The coupe was originally built with the Atlas/Vortec 4200 inline-six in mind, but as the CAL Auto crew put it, Ron simply wanted to go faster once they began down the rabbit hole. Mast Motorsports served up 427 cubic inches of Precision-boosted goodness thanks to an engine program that leans on a Callies Magnum LS9 crank and billet I-beam rods, with Mast's own heads (2.20/1.60" Titanium/Inconel valves) directing airflow from the Holley Hi-Ram. The single 108mm turbo is responsible for more than 1,200 hp at a lazy 8psi (while Ron and the CAL Auto team fine-tune and sort the new chassis), and is fed by a top-mounted air filter that sucks air through a hood scoop before being intercooled by an air-to-water intercooler. A 7.5-inch Tilton 6-disc clutch separates power from the air-shifted Jerico five-speed, which splits the gears ahead of the four-linked Winters quick-change rear axle. A unique four-link front axle was designed (due to the narrow nose) to ride along a vertical "track" of sorts, that keeps it centered in lieu of a panhard bar.
Last year, the Chevy streamliner made its debut with a stout 227.661mph blast on low-boost, even with the fractured, rough salt crust. The simulations had proven accurate, and the coupe was stable at speed. After some routine maintenance (including wiring, where salt water had leached into the insulator), the team was looking to break into the 250-300 mph range during Speed Week 2018, but the God of Speed threw the CAL Auto team some curveballs, which ate up their opportunities for runs. First, a miscalculation in the quick-change rear end meant that they were geared too short initially. After sorting through that debacle, a front-end "shimmy" began to develop at 150mph. "It was odd because we knew the car had been to 227 before," said Andy.

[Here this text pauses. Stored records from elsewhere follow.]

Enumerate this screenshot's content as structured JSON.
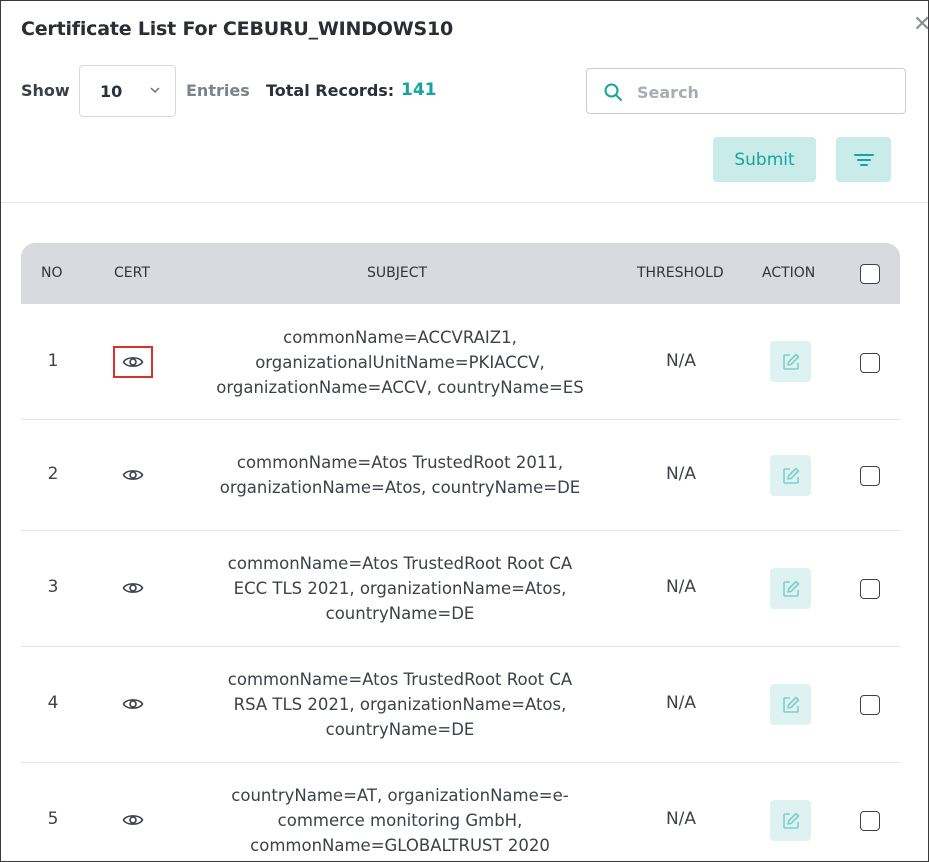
{
  "modal": {
    "title": "Certificate List For CEBURU_WINDOWS10",
    "close_icon": "close-icon"
  },
  "controls": {
    "show_label": "Show",
    "entries_value": "10",
    "entries_label": "Entries",
    "total_label": "Total Records:",
    "total_value": "141",
    "search_placeholder": "Search",
    "submit_label": "Submit"
  },
  "colors": {
    "accent": "#17a3a0",
    "button_bg": "#c9ecea",
    "header_bg": "#d8dadf",
    "highlight": "#d9312b"
  },
  "table": {
    "headers": {
      "no": "NO",
      "cert": "CERT",
      "subject": "SUBJECT",
      "threshold": "THRESHOLD",
      "action": "ACTION"
    },
    "rows": [
      {
        "no": "1",
        "subject_lines": [
          "commonName=ACCVRAIZ1,",
          "organizationalUnitName=PKIACCV,",
          "organizationName=ACCV, countryName=ES"
        ],
        "threshold": "N/A",
        "selected_view": true
      },
      {
        "no": "2",
        "subject_lines": [
          "commonName=Atos TrustedRoot 2011,",
          "organizationName=Atos, countryName=DE"
        ],
        "threshold": "N/A"
      },
      {
        "no": "3",
        "subject_lines": [
          "commonName=Atos TrustedRoot Root CA",
          "ECC TLS 2021, organizationName=Atos,",
          "countryName=DE"
        ],
        "threshold": "N/A"
      },
      {
        "no": "4",
        "subject_lines": [
          "commonName=Atos TrustedRoot Root CA",
          "RSA TLS 2021, organizationName=Atos,",
          "countryName=DE"
        ],
        "threshold": "N/A"
      },
      {
        "no": "5",
        "subject_lines": [
          "countryName=AT, organizationName=e-",
          "commerce monitoring GmbH,",
          "commonName=GLOBALTRUST 2020"
        ],
        "threshold": "N/A"
      }
    ]
  }
}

These little issues stacked up throughout the week, with their first 207.538mph pass being their best. What they later found was that wet salt had built up on the back-side of a front wheel, essentially creating a one-pound wheel weight. "That's one of those things about the great white dyno out there," said Eric. "You can do all the preparation you want for 11 months of the year while putting the best car in the world together and get your ass handed to you with something as simple as that!" With high hopes for a return of 2018's clean salt and excellent racing surface, CAL Auto will return for that 300 barrier.